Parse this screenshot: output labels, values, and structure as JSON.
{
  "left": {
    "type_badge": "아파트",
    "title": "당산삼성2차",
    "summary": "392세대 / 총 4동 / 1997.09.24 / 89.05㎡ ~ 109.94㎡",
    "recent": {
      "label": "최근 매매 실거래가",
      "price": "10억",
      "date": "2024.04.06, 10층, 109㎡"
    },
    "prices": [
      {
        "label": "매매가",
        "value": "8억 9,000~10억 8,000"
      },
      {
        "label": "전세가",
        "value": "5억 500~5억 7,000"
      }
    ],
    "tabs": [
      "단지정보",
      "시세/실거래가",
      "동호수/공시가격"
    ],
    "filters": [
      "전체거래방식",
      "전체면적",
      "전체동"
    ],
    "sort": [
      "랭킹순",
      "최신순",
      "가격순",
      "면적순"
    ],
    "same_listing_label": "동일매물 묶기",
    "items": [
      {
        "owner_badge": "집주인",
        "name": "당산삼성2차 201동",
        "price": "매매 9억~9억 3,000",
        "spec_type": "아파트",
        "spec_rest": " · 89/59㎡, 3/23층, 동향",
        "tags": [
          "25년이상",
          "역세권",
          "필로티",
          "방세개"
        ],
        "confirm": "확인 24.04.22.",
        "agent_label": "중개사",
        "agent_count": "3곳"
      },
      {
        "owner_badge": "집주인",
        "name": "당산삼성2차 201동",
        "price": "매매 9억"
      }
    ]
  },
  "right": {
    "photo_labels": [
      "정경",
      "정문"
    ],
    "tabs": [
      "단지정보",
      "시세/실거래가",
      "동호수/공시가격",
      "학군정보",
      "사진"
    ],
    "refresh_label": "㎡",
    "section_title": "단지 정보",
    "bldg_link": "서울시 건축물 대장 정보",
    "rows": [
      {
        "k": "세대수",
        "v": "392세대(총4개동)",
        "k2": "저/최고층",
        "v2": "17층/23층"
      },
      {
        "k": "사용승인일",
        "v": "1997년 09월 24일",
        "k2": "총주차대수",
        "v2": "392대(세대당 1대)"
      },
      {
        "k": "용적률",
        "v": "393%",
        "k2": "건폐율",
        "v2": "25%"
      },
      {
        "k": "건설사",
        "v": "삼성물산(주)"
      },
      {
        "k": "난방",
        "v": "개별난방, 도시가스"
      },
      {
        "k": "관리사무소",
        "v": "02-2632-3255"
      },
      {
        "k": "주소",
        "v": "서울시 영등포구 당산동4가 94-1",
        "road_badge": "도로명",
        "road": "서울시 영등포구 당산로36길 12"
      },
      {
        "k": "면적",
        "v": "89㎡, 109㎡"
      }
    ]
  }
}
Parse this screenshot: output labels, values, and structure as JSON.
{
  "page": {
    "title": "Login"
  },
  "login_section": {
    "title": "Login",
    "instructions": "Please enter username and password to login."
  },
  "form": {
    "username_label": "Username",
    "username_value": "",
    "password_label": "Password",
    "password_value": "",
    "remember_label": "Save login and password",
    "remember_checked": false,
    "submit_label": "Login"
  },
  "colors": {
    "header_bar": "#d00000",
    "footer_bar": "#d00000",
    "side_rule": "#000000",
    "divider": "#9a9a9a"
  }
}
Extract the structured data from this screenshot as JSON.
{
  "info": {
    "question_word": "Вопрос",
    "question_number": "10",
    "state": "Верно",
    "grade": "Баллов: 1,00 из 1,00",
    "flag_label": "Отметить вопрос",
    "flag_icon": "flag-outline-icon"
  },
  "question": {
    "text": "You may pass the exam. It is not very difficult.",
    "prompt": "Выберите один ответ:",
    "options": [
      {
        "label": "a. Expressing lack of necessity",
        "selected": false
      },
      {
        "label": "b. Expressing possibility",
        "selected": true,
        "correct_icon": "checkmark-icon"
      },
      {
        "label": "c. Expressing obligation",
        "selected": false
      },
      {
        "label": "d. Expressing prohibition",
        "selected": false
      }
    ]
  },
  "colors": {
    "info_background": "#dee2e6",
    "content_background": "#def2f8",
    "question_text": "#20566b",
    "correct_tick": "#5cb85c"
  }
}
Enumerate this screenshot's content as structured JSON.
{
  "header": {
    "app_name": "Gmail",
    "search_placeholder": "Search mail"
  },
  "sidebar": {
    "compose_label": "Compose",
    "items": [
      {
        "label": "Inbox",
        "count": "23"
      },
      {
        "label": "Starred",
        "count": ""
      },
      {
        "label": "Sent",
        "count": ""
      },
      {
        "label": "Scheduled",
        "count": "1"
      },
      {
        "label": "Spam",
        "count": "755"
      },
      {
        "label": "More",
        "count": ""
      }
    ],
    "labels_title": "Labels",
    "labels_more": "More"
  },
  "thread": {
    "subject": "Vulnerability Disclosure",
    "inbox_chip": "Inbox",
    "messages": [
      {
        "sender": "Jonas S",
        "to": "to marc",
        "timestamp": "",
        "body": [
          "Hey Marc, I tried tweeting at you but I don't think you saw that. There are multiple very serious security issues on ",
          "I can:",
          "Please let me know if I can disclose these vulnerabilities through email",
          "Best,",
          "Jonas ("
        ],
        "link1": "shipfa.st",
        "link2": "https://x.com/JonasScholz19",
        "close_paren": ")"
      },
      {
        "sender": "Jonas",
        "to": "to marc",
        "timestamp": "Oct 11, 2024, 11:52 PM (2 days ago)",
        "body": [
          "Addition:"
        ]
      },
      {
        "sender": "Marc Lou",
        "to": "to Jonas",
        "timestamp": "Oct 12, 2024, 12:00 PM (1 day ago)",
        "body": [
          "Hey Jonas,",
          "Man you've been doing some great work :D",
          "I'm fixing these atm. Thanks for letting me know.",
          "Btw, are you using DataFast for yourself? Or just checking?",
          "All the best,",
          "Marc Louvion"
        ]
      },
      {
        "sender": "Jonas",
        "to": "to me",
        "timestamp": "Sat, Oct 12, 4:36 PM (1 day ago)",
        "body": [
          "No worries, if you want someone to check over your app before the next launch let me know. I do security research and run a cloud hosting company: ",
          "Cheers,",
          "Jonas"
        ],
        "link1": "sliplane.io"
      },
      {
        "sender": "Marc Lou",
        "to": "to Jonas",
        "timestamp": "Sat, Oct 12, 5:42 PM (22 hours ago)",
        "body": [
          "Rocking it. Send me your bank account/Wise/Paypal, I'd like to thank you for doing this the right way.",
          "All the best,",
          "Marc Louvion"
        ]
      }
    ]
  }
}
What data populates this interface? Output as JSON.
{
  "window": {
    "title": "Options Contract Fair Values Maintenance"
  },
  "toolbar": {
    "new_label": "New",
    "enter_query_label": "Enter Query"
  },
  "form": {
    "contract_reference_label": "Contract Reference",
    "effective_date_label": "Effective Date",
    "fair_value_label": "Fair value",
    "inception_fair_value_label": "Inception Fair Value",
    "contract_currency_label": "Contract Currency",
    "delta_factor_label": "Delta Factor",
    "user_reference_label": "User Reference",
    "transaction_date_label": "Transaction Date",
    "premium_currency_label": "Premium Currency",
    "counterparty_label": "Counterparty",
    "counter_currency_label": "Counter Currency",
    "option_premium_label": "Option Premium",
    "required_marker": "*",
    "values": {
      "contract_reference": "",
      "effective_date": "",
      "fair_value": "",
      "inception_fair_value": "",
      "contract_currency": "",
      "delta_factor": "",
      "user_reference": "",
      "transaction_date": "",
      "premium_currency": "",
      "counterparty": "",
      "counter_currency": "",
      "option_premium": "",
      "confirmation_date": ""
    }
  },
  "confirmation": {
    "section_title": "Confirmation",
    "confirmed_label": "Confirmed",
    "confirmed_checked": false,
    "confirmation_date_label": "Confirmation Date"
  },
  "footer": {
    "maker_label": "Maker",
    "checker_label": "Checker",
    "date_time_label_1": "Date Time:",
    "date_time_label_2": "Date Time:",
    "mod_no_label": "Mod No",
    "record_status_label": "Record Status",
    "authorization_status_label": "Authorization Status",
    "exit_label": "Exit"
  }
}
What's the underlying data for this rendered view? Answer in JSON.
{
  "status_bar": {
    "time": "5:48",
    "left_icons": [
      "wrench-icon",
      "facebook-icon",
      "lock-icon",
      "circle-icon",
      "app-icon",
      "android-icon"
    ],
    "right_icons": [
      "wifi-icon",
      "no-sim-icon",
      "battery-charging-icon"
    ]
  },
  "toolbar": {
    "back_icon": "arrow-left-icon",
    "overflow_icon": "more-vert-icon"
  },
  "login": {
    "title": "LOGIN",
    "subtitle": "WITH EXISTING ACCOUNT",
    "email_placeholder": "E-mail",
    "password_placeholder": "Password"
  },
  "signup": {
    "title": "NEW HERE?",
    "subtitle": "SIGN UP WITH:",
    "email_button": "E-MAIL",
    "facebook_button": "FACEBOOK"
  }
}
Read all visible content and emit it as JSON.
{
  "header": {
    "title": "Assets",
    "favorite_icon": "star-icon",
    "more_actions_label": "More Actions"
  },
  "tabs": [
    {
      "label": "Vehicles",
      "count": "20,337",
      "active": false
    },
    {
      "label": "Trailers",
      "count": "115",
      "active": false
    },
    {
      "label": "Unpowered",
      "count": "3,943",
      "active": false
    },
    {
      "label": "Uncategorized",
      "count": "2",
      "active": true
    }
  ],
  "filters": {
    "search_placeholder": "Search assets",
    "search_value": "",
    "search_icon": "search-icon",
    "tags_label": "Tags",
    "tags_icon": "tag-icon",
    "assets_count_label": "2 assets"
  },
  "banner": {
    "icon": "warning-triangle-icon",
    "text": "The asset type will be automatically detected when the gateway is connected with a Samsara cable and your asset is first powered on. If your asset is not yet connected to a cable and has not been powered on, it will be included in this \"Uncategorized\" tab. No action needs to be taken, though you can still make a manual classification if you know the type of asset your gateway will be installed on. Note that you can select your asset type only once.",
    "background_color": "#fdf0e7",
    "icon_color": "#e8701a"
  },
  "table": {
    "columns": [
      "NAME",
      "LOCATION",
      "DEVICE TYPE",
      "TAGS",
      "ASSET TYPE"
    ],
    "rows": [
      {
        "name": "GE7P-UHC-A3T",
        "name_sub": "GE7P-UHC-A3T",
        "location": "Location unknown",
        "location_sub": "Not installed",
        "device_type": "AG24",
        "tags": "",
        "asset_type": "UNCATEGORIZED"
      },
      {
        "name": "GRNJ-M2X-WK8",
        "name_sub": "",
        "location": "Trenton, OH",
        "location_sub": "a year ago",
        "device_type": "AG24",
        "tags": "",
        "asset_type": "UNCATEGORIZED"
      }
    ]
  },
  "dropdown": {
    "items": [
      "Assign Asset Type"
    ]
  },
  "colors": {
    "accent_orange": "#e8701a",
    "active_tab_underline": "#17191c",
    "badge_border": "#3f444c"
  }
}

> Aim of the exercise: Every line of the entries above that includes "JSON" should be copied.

> Response below:
Parse this screenshot: output labels, values, and structure as JSON.
Parse this screenshot: output labels, values, and structure as JSON.
Extract the structured data from this screenshot as JSON.
Enumerate this screenshot's content as structured JSON.
What data populates this interface? Output as JSON.
What's the underlying data for this rendered view? Answer in JSON.
Read all visible content and emit it as JSON.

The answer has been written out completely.